** Your instructions **
Lines that include the string "time" are the ones to copy from the entries below.

--- Dataset records Enclosed Below ---

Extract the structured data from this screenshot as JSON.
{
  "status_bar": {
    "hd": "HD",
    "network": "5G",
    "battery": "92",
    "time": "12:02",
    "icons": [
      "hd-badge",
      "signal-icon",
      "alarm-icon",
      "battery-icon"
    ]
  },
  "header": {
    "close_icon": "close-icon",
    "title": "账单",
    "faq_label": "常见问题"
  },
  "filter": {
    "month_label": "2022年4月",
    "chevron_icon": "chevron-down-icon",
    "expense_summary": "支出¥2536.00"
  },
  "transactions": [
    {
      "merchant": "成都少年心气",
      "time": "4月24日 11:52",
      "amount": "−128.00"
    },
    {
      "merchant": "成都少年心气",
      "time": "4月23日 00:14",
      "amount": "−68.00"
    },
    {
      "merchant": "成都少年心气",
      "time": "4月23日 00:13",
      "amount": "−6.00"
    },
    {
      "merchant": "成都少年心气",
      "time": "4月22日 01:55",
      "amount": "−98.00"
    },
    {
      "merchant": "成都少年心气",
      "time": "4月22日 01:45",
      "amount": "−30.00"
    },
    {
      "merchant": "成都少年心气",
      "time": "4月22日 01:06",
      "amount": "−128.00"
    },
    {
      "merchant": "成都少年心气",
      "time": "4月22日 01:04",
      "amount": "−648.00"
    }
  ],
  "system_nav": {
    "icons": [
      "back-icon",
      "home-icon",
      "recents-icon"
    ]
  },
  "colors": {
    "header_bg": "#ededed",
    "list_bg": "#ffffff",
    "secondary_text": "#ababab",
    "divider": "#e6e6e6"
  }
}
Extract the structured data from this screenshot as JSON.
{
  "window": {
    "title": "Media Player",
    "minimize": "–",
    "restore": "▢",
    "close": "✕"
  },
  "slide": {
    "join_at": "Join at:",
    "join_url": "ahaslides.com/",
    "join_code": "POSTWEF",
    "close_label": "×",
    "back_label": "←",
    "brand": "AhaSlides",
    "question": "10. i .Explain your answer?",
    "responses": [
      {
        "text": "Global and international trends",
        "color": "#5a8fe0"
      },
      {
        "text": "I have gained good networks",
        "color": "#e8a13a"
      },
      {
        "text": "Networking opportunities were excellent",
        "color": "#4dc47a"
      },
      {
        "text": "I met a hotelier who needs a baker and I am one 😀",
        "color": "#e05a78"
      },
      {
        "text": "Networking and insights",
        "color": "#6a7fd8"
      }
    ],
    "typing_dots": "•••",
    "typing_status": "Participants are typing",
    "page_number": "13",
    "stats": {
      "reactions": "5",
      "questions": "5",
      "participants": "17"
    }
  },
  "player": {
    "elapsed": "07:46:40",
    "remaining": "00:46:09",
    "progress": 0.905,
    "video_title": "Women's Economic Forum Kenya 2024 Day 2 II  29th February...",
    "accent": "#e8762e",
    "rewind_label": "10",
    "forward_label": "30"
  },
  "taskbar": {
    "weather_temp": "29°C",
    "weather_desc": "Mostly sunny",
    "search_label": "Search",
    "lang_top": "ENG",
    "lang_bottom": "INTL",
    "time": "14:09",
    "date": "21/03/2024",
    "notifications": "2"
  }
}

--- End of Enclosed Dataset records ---

** Exercise result **
    "time": "12:02",
      "time": "4月24日 11:52",
      "time": "4月23日 00:14",
      "time": "4月23日 00:13",
      "time": "4月22日 01:55",
      "time": "4月22日 01:45",
      "time": "4月22日 01:06",
      "time": "4月22日 01:04",
    "time": "14:09",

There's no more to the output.